Producing wool domestically is one thing, but to get it spun into yarn and sewn into clothing is a whole other challenge. Can you talk about what the Sheep-to-Shelf process is and how it came to life?
Almost all wool companies have the same fabrics, all made by the same two or three Asian suppliers. We start with the fiber, right off the sheep’s back, then sort the fibers at the ranch, each for a specific end use. This is the start of the Sheep-to-Shelf process. This assures the right fiber will be used for the best application in a fabric and of course a garment. The socks will use a different wool fiber than a tee shirt.
From there we spin many different yarns, and knit six custom-made fabrics unique to Duckworth. Starting with our wool DNA, the fabrics all feel and perform differently than the commodity fabrics bought off the shelf.
We also custom dye and finish each fabric, so it’s really a very boutique process, even though we produce thousands of yards of fabric. The sewing of the garments is the last step, and we work closely with the sewers to build the best clothes possible and find ways to develop the next generation of Duckworth gear.
How do you see Duckworth being able to scale into the future and grow, while remaining focused on conservation and land use?
The ranch has been growing wool for almost 100 years and selling the genetics to other wool growers around Montana and the West for about 40 years. Over the years we have been building relationships with other wool growers to improve the quality of the fibers, and the shearing and handling of the fleeces. One of the objectives of Duckworth as we grow is to begin to include other wool growers into a wool cooperative.
All these smaller operations will contribute to our quality wool clip and help us scale as we grow. We are not interested in the mega wool farm, but prefer many smaller, family-owned, community-oriented wool growing families to provide wool and knowledge for the long run.

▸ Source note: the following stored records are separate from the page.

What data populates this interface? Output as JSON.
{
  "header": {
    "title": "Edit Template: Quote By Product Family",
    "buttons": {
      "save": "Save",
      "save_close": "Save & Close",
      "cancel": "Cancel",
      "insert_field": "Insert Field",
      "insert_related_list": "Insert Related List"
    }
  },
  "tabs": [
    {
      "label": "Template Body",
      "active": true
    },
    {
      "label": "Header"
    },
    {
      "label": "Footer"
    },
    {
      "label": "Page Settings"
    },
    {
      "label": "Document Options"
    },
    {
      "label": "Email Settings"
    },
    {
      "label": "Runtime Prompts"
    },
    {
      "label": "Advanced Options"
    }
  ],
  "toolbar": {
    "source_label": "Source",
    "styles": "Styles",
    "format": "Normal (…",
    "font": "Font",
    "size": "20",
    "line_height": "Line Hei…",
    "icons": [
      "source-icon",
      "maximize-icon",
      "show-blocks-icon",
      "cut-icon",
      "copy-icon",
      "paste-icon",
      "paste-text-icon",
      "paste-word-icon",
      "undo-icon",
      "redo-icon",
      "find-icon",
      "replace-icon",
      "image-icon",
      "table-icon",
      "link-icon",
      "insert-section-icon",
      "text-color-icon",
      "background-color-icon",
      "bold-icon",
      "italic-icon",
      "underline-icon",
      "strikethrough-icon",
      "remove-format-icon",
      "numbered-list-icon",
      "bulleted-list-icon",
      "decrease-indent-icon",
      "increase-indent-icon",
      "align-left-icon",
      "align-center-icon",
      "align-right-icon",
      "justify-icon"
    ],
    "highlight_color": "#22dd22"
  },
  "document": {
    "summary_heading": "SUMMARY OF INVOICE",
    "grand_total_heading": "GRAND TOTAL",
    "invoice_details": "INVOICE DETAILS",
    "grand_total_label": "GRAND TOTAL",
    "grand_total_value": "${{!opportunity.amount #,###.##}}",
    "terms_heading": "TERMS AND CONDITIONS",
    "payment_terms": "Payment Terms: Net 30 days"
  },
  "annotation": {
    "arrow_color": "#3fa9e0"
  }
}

One of our main objectives is to help sustain the health of small wool growers and communities around the US, from wool growing to manufacturing quality products.